Lisa Jay, Modern Heirlooms Local Cut Flowers, Arab, Alabama. Mother’s Day was GOOD! We are very small and in our third year, but Mother’s Day allowed us to partner with a local gift shop and we sold 56 bouquets and arrangements, and picked up several summer events from the advertising! This was also our first year growing delphinium and foxglove and we were amazed with how well they grew!
Lindsay Hufford, Kinship Flower Farm & Design, Columbia, Tennessee. Mother’s Day for me this year was SMALL AND SLOW. Our family recently relocated from Michigan to Tennessee, and I’m rebuilding my flower farm business from scratch. I chose not to offer arrangements for Mother’s Day. With the recent move and some family illness, I didn’t need the added stress. On a high note, our summer bouquet subscriptions were a popular Mother’s Day gift, and I’ve started selling weekly to a florist in our new town. Here’s to putting down new roots!
Tracey Lake, Triple Strings Flower Farm, Easley, South Carolina. I’m a new flower farmer this year, so I didn’t have much blooming for Mother’s Day. I planted peonies last fall but have to wait a couple more years on them. I’m selling bouquets at a local coffee shop and farmers market. I’m getting some business for graduations and other special events.
Sue Ellen Claggett, Petal Pushers Flower Farm, Princeton, Kentucky. I pretty much sell only to florists so it was a VERY BAD Mother’s Day. My peonies were very slow to open. I did not even contact several of my florists as I was so afraid I would not be able to meet the commitments of the ones who called me. It was very stressful, just hoping they would open. And the last few days it did warm up and I delivered all I promised! I’m 71 and really trying to retire to enjoy other interests I have. I am a Growing Kindness Ambassador 2021 and can’t even tell you how many peony bouquets I have given away since they really started blooming! A week ago I was making 20 peony bouquets to give away. My husband walked by and commented on how much easier it was to sell 200 to a florist than to give them away 6 at a time. And I had the cooler stuffed! So I called up a florist right away and delivered 250 to her the next day! I wanted to give most away this year but I have picked over 3,000 blooms and it is impossible.
Cathy Jones, Perry-winkle Farm, Chapel Hill, North Carolina. Our Mother’s Day was EXCELLENT. We had record sales that Saturday at the Carrboro Farmers’ Market. Our customers were buying every stem we brought. We were able to re-open (closed since COVID) our “flower bar” at market and folks really wiped us out.
And finally, perhaps my favorite note from a grower yet.
Kelly Garcia, Terra Flower Farm, Signal Mountain, Tennessee. I will rate mine as AMAZING also, GOODISH TO BAD. Of course my peonies weren’t blooming yet either and with having my kiddos home last fall, I wasn’t as prepared for the late spring to summer push. I didn’t have enough flowers and bought some local orchids from a neighboring orchid grower. They completely elevated my arrangements.

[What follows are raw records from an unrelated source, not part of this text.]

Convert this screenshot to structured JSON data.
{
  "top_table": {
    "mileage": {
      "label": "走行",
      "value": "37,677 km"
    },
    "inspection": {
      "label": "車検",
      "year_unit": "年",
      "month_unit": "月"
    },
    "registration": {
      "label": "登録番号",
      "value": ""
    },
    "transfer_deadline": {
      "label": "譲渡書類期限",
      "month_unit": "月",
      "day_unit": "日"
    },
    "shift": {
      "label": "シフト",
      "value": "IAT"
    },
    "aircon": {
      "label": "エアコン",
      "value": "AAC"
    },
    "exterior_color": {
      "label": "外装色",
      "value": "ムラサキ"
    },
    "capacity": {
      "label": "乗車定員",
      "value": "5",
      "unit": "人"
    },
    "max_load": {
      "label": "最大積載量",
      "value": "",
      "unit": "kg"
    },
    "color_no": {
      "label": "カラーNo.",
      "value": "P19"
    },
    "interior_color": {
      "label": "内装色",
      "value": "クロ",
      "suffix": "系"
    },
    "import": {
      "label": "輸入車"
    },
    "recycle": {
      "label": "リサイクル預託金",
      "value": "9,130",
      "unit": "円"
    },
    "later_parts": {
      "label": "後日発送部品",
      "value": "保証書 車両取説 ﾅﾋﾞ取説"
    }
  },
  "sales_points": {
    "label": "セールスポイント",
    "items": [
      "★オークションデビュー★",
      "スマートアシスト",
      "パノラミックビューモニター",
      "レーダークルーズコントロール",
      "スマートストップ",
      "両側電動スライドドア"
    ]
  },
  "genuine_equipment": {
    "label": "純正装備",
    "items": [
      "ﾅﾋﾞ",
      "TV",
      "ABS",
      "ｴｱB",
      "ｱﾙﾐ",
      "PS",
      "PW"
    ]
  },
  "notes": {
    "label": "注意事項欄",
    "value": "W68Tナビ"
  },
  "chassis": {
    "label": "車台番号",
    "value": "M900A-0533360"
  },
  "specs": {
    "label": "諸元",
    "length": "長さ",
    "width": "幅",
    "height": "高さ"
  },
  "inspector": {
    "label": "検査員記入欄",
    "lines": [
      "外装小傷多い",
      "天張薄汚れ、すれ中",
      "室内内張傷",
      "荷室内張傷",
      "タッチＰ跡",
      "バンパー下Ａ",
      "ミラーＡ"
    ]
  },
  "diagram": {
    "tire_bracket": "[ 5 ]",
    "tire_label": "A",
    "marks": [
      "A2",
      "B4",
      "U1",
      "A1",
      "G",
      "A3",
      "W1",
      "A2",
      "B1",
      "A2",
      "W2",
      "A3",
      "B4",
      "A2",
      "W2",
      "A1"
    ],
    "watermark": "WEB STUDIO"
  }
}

The really beautiful part of my weekend was going on the best delivery of my life.
A longtime friend and fellow flower farmer who lives in British Columbia (not a member, sadly), ordered a bouquet to be delivered to his Momma here in Tennessee. She was my last stop. When I walked up, she was working in her amazing garden and very confused why I was there. She looked at me quizzically and asked, “Who are those from?” I told her they were from her son. She went on for a few minutes raving about how beautiful her son’s farm is, and then began crying. She said my bouquet was stunning and that it was the first time he had ever sent her flowers.
What an honor it was for a flower farmer I truly admire to trust me to deliver the first flowers—Mother’s Day flowers, no less—to his momma. That’s really what Mother’s Day and flower farming is all about—those moments with people, connecting us all.
Kelly, you worded it perfectly; this is what flower farming is all about. Thank you, everyone, for sharing your stories!